Johnson’s and Williams’s preferences will almost certainly flow to David Wright and will likely carry him over the line.
There is no public vote for mayor in Tweed Shire. Tweed mayors are elected on a vote of council.
The one light on the horizon for The Greens in Ballina is that they are currently sitting on 16.07 per cent in C Ward, behind only David Wright on 38.8 and Paul Worth on 26.42. If Wright gets up as mayor, on current figures for C Ward, Effie Ablett could score The Greens a second seat assuming she receives a reasonable flow of preferences.
In Ballina only David Wright has scored enough first-preference votes to be guaranteed a place on council but Sharon Cadwallader, newcomer Paul Worth, Sue Meehan and Jeff Johnson are all likely to get back in on preferences.
In Byron, The Greens have done predictably better, with Rose Wanchap and Duncan Dey looking set to pick up seats, along with Diane Woods and her number two Chris Cubis. First-timer Sol Ibrahim will also get in, pushing OSF’s Basil Cameron to preferences.

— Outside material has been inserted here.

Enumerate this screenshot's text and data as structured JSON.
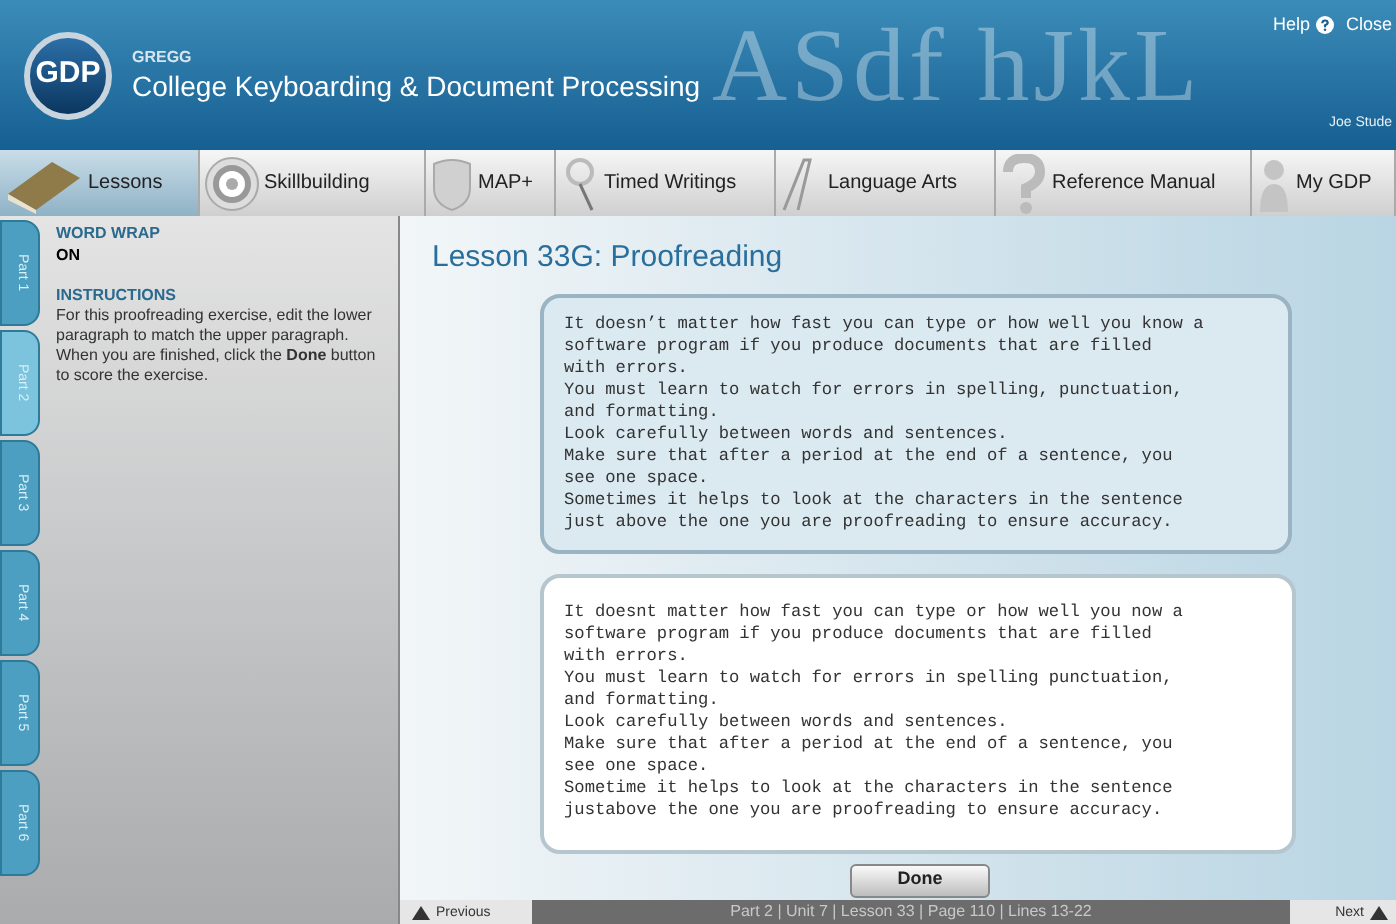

The resounding Country Labor vote in Lismore should see Glenys Ritchie, Isaac Smith and Ray Houston joining in Jenny Dowell’s celebrations, with an almost certain ticket into council. The Greens’ Vanessa Ekins and Nationals’ Neil Marks have also made it through but the split ticket sees all of the other candidates, including long-time councillors Meineke and Battista, resorting to preferences.